Despite plans for a full reopening, recovery for San Francisco’s restaurant industry will be a slow process — especially for Latino-owned restaurants and communities disproportionately impacted by COVID-19.
As CEO of the Latino Restaurant Association, I know many Latino restaurant owners are just one unexpected cost away from losing everything. That’s why we’re voicing our opposition to San Francisco Supervisor Aaron Peskin’s request to keep the temporary COVID-19 emergency cap on food delivery fees — enacted at the height of the pandemic — in perpetuity.
While it may seem counterintuitive that a restaurant association is opposing lower fees for restaurants, logic and experience justifies our opposition.
Simply put, in San Francisco and other cities that have imposed these arbitrary fee caps, consumer costs have risen to keep delivery services viable, which results in fewer customers and lost business for restaurants.
Delivery services in Latino communities have been a tremendous tool in keeping our restaurants open and our workers and neighborhoods safe. For example, according to a DoorDash survey, restaurants on the platform were eight times more likely to stay in business. Our restaurants voluntarily sign up for delivery services because they grant flexibility in selecting services — and fees — best suited to our business needs.
Many Latino-owned restaurants are small and family-run, without the resources to promote our businesses on our own. A Stanford study found that 70% of Latino entrepreneurs rely on personal savings when starting a business. Delivery service platforms offer a variety of services to help us market and expand our customer base. This customization sets up our businesses for success in an increasingly competitive industry while paying for the services we actually need.
Meanwhile, for our customers and neighbors, the fees keep delivery affordable and accessible while providing fair pay for drivers. By capping the fees restaurants are able to pay, Pesksin’s proposal upsets a delicate cost balance — with the remaining balance of fees falling entirely on customers to access safe, reliable deliveries.
We’ve already seen costs increase for consumers in cities that instituted even just temporary fee caps, from Oakland to Jersey City, with increases of $2-$3 an order. For example, in St. Louis orders decreased in volume by 4% after caps were instituted there, and 7% in Philadelphia, according to reports from DoorDash. For many of our families, cost increases as small as a few dollars can make food deliveries too expensive. By pricing out some Latino families who are still fatigued by the past year and, in some communities, lagging the rest of the state in vaccination rates, the state would be unfairly penalizing some of our most vulnerable neighborhoods.
Food service research firms like Technomic are confirming what we have been hearing from restaurant owners in our community: 75% of restaurants report they would have had to close their business without app-based delivery, and 81% would have had to lay off staff.

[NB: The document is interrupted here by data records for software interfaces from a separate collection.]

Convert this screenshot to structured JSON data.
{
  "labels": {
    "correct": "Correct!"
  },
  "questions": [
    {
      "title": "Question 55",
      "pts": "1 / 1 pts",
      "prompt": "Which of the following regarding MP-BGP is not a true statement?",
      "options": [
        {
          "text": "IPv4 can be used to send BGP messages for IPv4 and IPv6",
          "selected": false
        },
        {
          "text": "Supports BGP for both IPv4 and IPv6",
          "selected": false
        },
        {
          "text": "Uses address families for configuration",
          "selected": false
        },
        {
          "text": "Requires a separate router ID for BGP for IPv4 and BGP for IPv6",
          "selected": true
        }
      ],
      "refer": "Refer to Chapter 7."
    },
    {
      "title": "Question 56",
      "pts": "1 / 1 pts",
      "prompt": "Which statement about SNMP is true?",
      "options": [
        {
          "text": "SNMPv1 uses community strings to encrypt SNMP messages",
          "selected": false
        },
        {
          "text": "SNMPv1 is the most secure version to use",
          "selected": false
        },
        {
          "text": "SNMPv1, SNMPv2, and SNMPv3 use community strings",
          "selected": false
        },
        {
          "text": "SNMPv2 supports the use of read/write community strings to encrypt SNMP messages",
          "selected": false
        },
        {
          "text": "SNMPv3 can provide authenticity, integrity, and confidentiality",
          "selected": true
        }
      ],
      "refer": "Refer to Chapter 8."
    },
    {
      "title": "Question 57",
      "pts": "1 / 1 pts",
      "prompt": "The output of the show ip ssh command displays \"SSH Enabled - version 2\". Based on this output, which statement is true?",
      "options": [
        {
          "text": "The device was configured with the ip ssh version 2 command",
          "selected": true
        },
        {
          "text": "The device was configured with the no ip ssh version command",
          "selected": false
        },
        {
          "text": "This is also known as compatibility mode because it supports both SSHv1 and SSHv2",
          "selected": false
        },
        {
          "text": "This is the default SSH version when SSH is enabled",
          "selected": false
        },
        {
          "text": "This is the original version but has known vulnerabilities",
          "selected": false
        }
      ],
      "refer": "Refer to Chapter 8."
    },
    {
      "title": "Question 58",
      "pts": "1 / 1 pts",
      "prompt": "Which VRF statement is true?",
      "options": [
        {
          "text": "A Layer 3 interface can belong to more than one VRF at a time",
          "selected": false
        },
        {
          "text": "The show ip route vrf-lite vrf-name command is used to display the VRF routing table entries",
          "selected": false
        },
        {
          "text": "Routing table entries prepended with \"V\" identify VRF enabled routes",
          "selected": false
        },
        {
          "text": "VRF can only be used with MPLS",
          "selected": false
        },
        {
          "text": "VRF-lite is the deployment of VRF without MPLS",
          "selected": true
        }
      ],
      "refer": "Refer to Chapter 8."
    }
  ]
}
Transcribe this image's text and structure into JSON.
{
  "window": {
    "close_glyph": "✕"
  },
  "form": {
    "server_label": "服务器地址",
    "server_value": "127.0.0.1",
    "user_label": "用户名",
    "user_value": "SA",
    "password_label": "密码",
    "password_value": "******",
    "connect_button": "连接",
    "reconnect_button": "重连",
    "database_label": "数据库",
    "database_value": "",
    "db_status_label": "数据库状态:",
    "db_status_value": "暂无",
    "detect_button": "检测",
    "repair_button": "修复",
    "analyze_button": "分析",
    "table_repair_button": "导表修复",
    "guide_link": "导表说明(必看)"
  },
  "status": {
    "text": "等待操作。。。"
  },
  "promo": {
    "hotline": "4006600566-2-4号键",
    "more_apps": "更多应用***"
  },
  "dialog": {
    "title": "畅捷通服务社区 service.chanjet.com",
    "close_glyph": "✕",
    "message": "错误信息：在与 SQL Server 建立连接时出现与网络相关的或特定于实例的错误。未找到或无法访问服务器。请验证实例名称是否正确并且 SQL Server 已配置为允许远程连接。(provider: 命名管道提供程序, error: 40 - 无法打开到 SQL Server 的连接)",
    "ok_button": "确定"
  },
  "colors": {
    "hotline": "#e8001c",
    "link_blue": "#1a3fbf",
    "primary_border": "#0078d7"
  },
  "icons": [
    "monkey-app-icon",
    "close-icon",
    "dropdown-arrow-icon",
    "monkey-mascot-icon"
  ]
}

The reality is there is no way our members could deliver to as many customers without app-based delivery services because we do not have the staff or financial resources to do it.
As San Francisco restaurants inch their way back from the edge of disaster, the last thing they need are policies that limit the customers they can reach. Other emergency COVID restrictions in San Francisco are expected to come to an end soon, so should this failed policy.
An unfortunate amount of the Bay Area’s best restaurants have already been forced to close, with more closures each month. Let’s not make it harder for the restaurant industry. On behalf of Latino-owned restaurants and all restaurants, we encourage the San Francisco Board of Supervisors to reject this flawed policy.
Lilly Rocha is the CEO of the Latino Restaurant Association, which promotes, supports and educates restaurateurs and small business owners to ensure the equitable economic growth of the Latino restaurant sector.